▸ **Exercise details**
Each line below should be repeated exactly, but no picture should be carried over.
□ □ □ □ □
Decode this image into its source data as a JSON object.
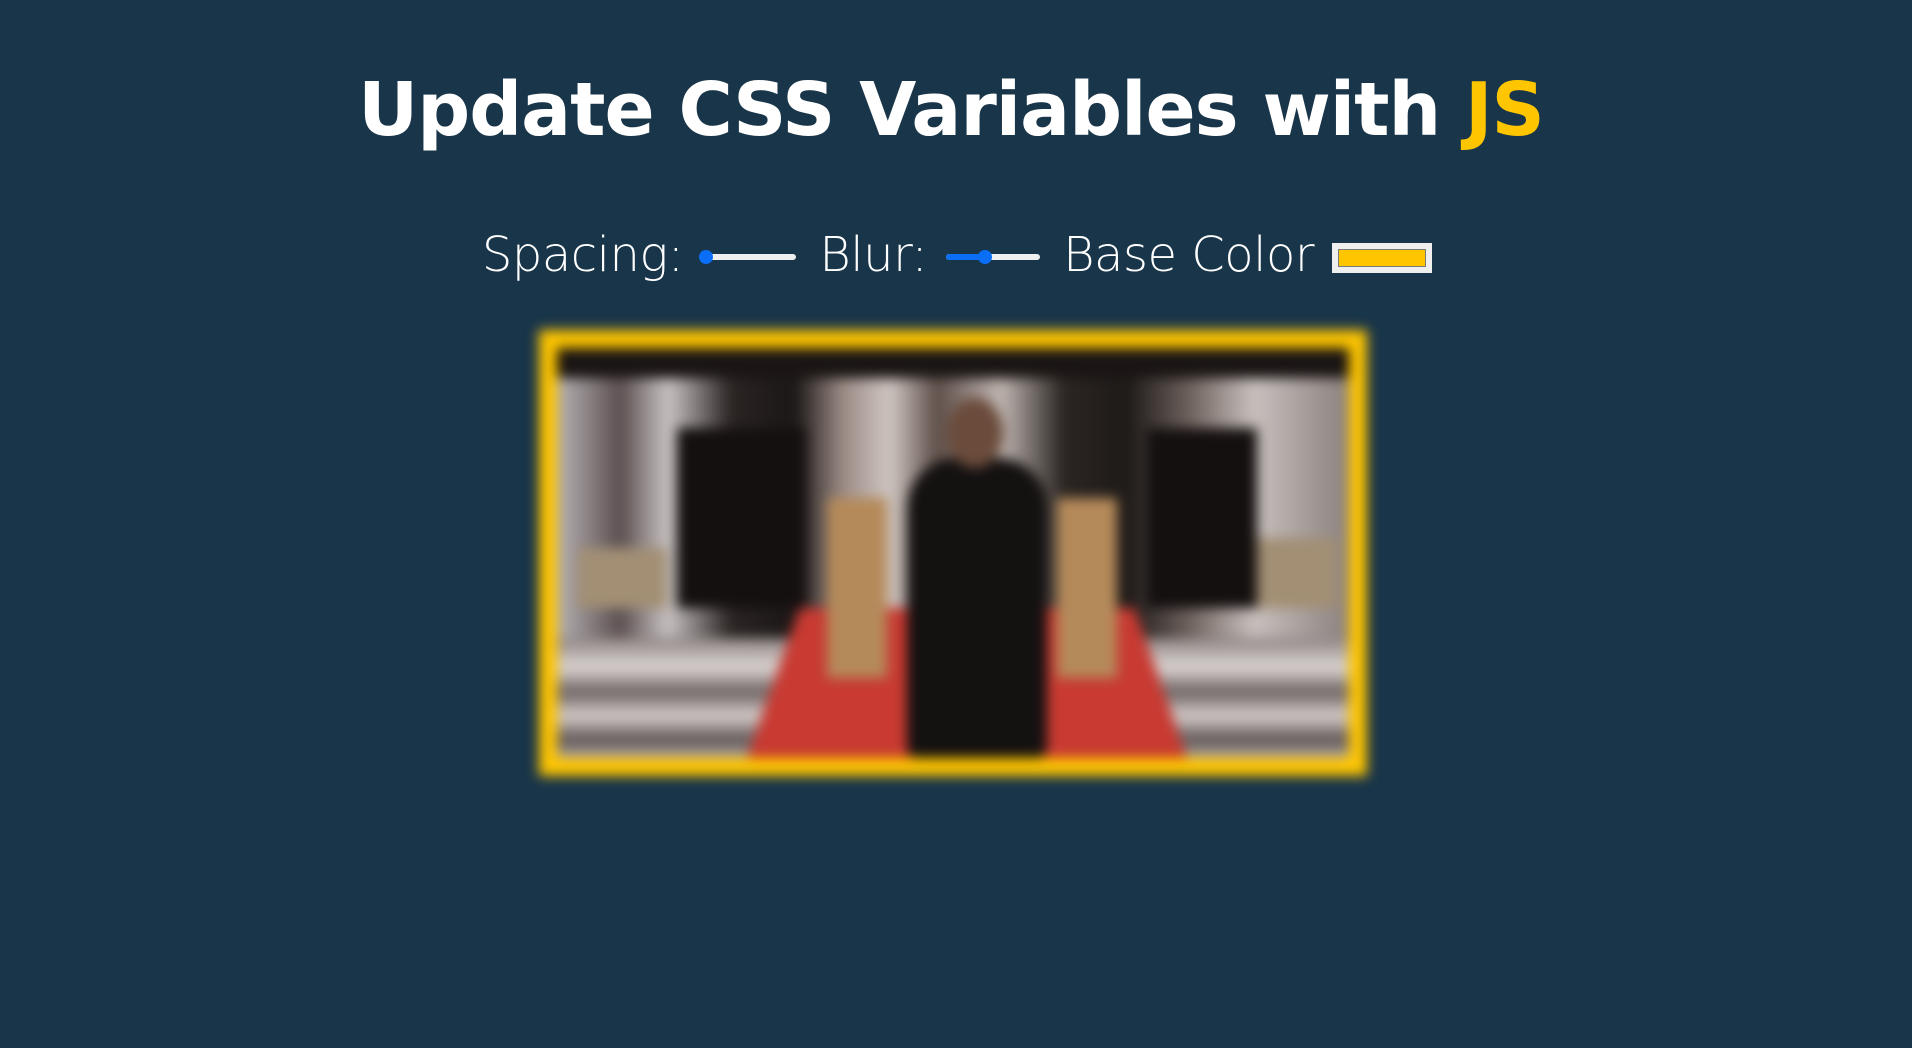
{
  "heading": {
    "text_main": "Update CSS Variables with ",
    "text_highlight": "JS"
  },
  "controls": {
    "spacing": {
      "label": "Spacing:",
      "min": 10,
      "max": 200,
      "value": 10,
      "unit": "px"
    },
    "blur": {
      "label": "Blur:",
      "min": 0,
      "max": 25,
      "value": 10,
      "unit": "px"
    },
    "base_color": {
      "label": "Base Color",
      "value": "#ffc600"
    }
  },
  "colors": {
    "background": "#193549",
    "accent": "#ffc600",
    "slider_accent": "#0a6ef6"
  }
}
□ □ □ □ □
▸ **Exercise response**
Decode this image into its source data as a JSON object.
{
  "heading": {
    "text_main": "Update CSS Variables with ",
    "text_highlight": "JS"
  },
  "controls": {
    "spacing": {
      "label": "Spacing:",
      "min": 10,
      "max": 200,
      "value": 10,
      "unit": "px"
    },
    "blur": {
      "label": "Blur:",
      "min": 0,
      "max": 25,
      "value": 10,
      "unit": "px"
    },
    "base_color": {
      "label": "Base Color",
      "value": "#ffc600"
    }
  },
  "colors": {
    "background": "#193549",
    "accent": "#ffc600",
    "slider_accent": "#0a6ef6"
  }
}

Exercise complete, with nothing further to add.